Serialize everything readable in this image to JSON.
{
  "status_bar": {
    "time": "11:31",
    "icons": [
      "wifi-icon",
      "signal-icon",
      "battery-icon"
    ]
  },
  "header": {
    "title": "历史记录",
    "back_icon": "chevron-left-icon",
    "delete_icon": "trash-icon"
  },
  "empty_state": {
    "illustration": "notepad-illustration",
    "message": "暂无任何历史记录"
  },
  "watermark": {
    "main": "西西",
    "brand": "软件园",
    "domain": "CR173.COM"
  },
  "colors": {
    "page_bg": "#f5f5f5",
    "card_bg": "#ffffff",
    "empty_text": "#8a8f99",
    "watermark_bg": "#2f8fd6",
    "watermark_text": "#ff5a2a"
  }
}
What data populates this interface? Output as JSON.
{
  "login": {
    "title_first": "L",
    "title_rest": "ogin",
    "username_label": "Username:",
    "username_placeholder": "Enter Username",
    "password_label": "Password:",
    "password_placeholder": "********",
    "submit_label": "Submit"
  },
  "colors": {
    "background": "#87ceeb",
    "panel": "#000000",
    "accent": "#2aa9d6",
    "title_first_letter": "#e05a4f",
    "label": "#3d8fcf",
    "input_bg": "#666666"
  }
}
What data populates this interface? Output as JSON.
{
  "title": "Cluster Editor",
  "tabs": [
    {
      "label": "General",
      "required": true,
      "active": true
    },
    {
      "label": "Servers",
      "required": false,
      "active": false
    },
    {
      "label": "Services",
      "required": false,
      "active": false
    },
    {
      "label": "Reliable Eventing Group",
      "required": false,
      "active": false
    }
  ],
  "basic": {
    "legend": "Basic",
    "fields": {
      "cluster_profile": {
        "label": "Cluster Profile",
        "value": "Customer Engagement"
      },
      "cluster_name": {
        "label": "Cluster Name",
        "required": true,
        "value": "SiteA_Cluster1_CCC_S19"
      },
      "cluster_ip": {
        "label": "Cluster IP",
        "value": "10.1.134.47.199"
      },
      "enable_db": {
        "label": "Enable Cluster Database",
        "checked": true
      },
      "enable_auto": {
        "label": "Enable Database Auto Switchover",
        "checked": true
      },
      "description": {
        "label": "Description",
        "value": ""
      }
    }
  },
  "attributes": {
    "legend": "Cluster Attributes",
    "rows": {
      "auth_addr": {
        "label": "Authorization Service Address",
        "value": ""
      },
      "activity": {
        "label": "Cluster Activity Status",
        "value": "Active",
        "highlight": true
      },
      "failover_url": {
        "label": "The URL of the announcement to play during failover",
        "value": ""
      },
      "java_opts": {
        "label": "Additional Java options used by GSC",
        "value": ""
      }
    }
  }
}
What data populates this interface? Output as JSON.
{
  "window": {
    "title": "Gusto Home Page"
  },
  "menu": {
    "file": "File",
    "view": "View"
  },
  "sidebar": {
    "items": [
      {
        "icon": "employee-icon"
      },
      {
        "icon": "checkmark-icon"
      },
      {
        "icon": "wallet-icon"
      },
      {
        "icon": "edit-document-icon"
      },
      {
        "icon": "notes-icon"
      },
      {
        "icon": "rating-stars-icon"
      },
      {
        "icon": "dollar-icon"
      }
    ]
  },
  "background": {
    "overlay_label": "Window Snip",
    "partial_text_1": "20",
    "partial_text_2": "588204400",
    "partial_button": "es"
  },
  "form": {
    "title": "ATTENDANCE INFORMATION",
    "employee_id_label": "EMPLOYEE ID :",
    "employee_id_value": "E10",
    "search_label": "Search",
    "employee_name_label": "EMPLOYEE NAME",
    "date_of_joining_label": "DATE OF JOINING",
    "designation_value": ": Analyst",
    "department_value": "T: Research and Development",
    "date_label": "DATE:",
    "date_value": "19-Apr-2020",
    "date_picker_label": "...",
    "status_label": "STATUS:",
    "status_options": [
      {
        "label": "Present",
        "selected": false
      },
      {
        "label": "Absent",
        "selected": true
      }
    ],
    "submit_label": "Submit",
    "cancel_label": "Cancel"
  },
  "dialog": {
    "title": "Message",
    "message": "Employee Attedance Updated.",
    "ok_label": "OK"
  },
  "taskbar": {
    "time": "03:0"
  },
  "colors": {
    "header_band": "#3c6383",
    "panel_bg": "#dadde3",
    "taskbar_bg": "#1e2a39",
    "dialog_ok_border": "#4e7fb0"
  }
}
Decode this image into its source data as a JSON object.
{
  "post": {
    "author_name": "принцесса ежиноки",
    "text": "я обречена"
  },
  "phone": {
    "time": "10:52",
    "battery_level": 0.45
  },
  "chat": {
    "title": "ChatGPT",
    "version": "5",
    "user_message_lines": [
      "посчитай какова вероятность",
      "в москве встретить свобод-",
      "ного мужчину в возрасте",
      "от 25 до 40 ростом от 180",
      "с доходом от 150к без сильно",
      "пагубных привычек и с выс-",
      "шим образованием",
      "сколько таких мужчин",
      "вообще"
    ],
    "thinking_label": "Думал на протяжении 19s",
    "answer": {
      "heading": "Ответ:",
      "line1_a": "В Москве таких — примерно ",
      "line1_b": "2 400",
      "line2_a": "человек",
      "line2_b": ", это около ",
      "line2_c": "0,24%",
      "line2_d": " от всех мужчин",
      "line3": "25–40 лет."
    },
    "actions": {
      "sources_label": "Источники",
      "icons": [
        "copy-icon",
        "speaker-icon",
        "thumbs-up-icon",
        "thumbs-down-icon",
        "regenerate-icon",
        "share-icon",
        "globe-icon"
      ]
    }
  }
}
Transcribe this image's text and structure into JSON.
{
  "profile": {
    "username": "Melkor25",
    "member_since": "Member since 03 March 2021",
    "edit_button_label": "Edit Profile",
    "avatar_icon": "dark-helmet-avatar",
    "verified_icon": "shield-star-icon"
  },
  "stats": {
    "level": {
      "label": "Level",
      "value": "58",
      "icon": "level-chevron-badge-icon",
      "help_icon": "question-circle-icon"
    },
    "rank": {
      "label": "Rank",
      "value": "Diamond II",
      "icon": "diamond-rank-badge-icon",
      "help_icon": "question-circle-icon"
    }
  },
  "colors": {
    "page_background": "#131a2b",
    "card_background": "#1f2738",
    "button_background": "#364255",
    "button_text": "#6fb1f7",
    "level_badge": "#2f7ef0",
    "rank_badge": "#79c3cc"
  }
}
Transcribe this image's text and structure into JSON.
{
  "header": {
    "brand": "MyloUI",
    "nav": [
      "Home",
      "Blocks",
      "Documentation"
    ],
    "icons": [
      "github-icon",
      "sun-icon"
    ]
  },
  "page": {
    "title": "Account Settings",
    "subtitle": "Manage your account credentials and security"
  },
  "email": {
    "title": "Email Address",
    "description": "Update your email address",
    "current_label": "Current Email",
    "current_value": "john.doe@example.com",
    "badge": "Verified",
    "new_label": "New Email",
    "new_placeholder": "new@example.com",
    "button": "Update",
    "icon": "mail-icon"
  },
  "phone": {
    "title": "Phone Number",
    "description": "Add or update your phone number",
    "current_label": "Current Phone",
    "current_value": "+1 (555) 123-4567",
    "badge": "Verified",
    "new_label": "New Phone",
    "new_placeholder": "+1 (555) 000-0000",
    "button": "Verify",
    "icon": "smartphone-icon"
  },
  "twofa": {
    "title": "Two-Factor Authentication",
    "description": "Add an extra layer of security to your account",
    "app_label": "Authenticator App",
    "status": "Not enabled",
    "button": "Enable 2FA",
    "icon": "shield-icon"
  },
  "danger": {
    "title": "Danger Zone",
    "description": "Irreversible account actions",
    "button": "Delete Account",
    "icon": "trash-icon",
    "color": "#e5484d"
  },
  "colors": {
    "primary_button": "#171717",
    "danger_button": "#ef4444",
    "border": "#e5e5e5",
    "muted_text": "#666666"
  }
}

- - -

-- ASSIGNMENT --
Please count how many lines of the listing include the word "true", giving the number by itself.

-- TASK RESPONSE --
7